## Input records
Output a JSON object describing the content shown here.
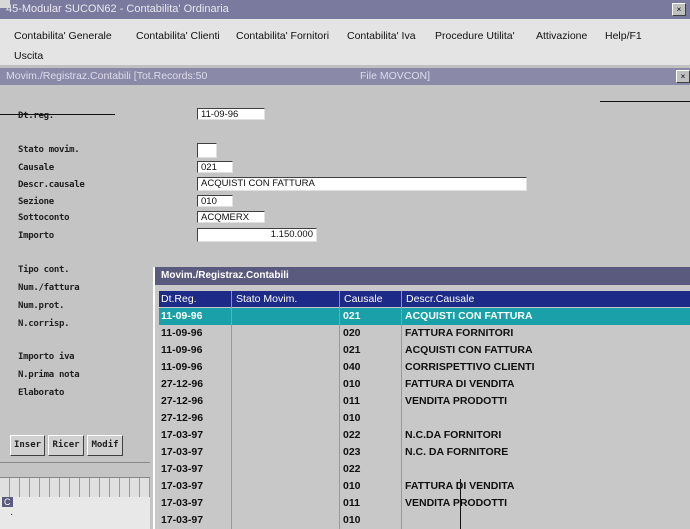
{
  "window": {
    "title": "45-Modular SUCON62 - Contabilita' Ordinaria",
    "close_glyph": "×"
  },
  "menu": {
    "items": [
      "Contabilita' Generale",
      "Contabilita' Clienti",
      "Contabilita' Fornitori",
      "Contabilita' Iva",
      "Procedure Utilita'",
      "Attivazione",
      "Help/F1"
    ],
    "exit_label": "Uscita"
  },
  "subwindow": {
    "title": "Movim./Registraz.Contabili [Tot.Records:50",
    "file": "File MOVCON]",
    "close_glyph": "×"
  },
  "form": {
    "labels": {
      "dt_reg": "Dt.reg.",
      "stato": "Stato movim.",
      "causale": "Causale",
      "descr_causale": "Descr.causale",
      "sezione": "Sezione",
      "sottoconto": "Sottoconto",
      "importo": "Importo",
      "tipo_cont": "Tipo cont.",
      "num_fattura": "Num./fattura",
      "num_prot": "Num.prot.",
      "corrisp": "N.corrisp.",
      "importo_iva": "Importo iva",
      "prima_nota": "N.prima nota",
      "elaborato": "Elaborato"
    },
    "values": {
      "dt_reg": "11-09-96",
      "stato": "",
      "causale": "021",
      "descr_causale": "ACQUISTI CON FATTURA",
      "sezione": "010",
      "sottoconto": "ACQMERX",
      "importo": "1.150.000"
    }
  },
  "buttons": {
    "inser": "Inser",
    "ricer": "Ricer",
    "modif": "Modif"
  },
  "status": {
    "left": "C",
    "bottom": "·"
  },
  "popup": {
    "title": "Movim./Registraz.Contabili",
    "columns": [
      "Dt.Reg.",
      "Stato Movim.",
      "Causale",
      "Descr.Causale"
    ],
    "rows": [
      {
        "date": "11-09-96",
        "stato": "",
        "causale": "021",
        "descr": "ACQUISTI CON FATTURA",
        "selected": true
      },
      {
        "date": "11-09-96",
        "stato": "",
        "causale": "020",
        "descr": "FATTURA FORNITORI"
      },
      {
        "date": "11-09-96",
        "stato": "",
        "causale": "021",
        "descr": "ACQUISTI CON FATTURA"
      },
      {
        "date": "11-09-96",
        "stato": "",
        "causale": "040",
        "descr": "CORRISPETTIVO CLIENTI"
      },
      {
        "date": "27-12-96",
        "stato": "",
        "causale": "010",
        "descr": "FATTURA DI VENDITA"
      },
      {
        "date": "27-12-96",
        "stato": "",
        "causale": "011",
        "descr": "VENDITA PRODOTTI"
      },
      {
        "date": "27-12-96",
        "stato": "",
        "causale": "010",
        "descr": ""
      },
      {
        "date": "17-03-97",
        "stato": "",
        "causale": "022",
        "descr": "N.C.DA FORNITORI"
      },
      {
        "date": "17-03-97",
        "stato": "",
        "causale": "023",
        "descr": "N.C. DA FORNITORE"
      },
      {
        "date": "17-03-97",
        "stato": "",
        "causale": "022",
        "descr": ""
      },
      {
        "date": "17-03-97",
        "stato": "",
        "causale": "010",
        "descr": "FATTURA DI VENDITA"
      },
      {
        "date": "17-03-97",
        "stato": "",
        "causale": "011",
        "descr": "VENDITA PRODOTTI"
      },
      {
        "date": "17-03-97",
        "stato": "",
        "causale": "010",
        "descr": ""
      }
    ]
  },
  "colors": {
    "selected_row": "#19a0a8",
    "header": "#1d2a88",
    "title_bar": "#7a7a9e"
  }
}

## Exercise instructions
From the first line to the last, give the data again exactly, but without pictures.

## Expected answer
Output a JSON object describing the content shown here.
{
  "window": {
    "title": "45-Modular SUCON62 - Contabilita' Ordinaria",
    "close_glyph": "×"
  },
  "menu": {
    "items": [
      "Contabilita' Generale",
      "Contabilita' Clienti",
      "Contabilita' Fornitori",
      "Contabilita' Iva",
      "Procedure Utilita'",
      "Attivazione",
      "Help/F1"
    ],
    "exit_label": "Uscita"
  },
  "subwindow": {
    "title": "Movim./Registraz.Contabili [Tot.Records:50",
    "file": "File MOVCON]",
    "close_glyph": "×"
  },
  "form": {
    "labels": {
      "dt_reg": "Dt.reg.",
      "stato": "Stato movim.",
      "causale": "Causale",
      "descr_causale": "Descr.causale",
      "sezione": "Sezione",
      "sottoconto": "Sottoconto",
      "importo": "Importo",
      "tipo_cont": "Tipo cont.",
      "num_fattura": "Num./fattura",
      "num_prot": "Num.prot.",
      "corrisp": "N.corrisp.",
      "importo_iva": "Importo iva",
      "prima_nota": "N.prima nota",
      "elaborato": "Elaborato"
    },
    "values": {
      "dt_reg": "11-09-96",
      "stato": "",
      "causale": "021",
      "descr_causale": "ACQUISTI CON FATTURA",
      "sezione": "010",
      "sottoconto": "ACQMERX",
      "importo": "1.150.000"
    }
  },
  "buttons": {
    "inser": "Inser",
    "ricer": "Ricer",
    "modif": "Modif"
  },
  "status": {
    "left": "C",
    "bottom": "·"
  },
  "popup": {
    "title": "Movim./Registraz.Contabili",
    "columns": [
      "Dt.Reg.",
      "Stato Movim.",
      "Causale",
      "Descr.Causale"
    ],
    "rows": [
      {
        "date": "11-09-96",
        "stato": "",
        "causale": "021",
        "descr": "ACQUISTI CON FATTURA",
        "selected": true
      },
      {
        "date": "11-09-96",
        "stato": "",
        "causale": "020",
        "descr": "FATTURA FORNITORI"
      },
      {
        "date": "11-09-96",
        "stato": "",
        "causale": "021",
        "descr": "ACQUISTI CON FATTURA"
      },
      {
        "date": "11-09-96",
        "stato": "",
        "causale": "040",
        "descr": "CORRISPETTIVO CLIENTI"
      },
      {
        "date": "27-12-96",
        "stato": "",
        "causale": "010",
        "descr": "FATTURA DI VENDITA"
      },
      {
        "date": "27-12-96",
        "stato": "",
        "causale": "011",
        "descr": "VENDITA PRODOTTI"
      },
      {
        "date": "27-12-96",
        "stato": "",
        "causale": "010",
        "descr": ""
      },
      {
        "date": "17-03-97",
        "stato": "",
        "causale": "022",
        "descr": "N.C.DA FORNITORI"
      },
      {
        "date": "17-03-97",
        "stato": "",
        "causale": "023",
        "descr": "N.C. DA FORNITORE"
      },
      {
        "date": "17-03-97",
        "stato": "",
        "causale": "022",
        "descr": ""
      },
      {
        "date": "17-03-97",
        "stato": "",
        "causale": "010",
        "descr": "FATTURA DI VENDITA"
      },
      {
        "date": "17-03-97",
        "stato": "",
        "causale": "011",
        "descr": "VENDITA PRODOTTI"
      },
      {
        "date": "17-03-97",
        "stato": "",
        "causale": "010",
        "descr": ""
      }
    ]
  },
  "colors": {
    "selected_row": "#19a0a8",
    "header": "#1d2a88",
    "title_bar": "#7a7a9e"
  }
}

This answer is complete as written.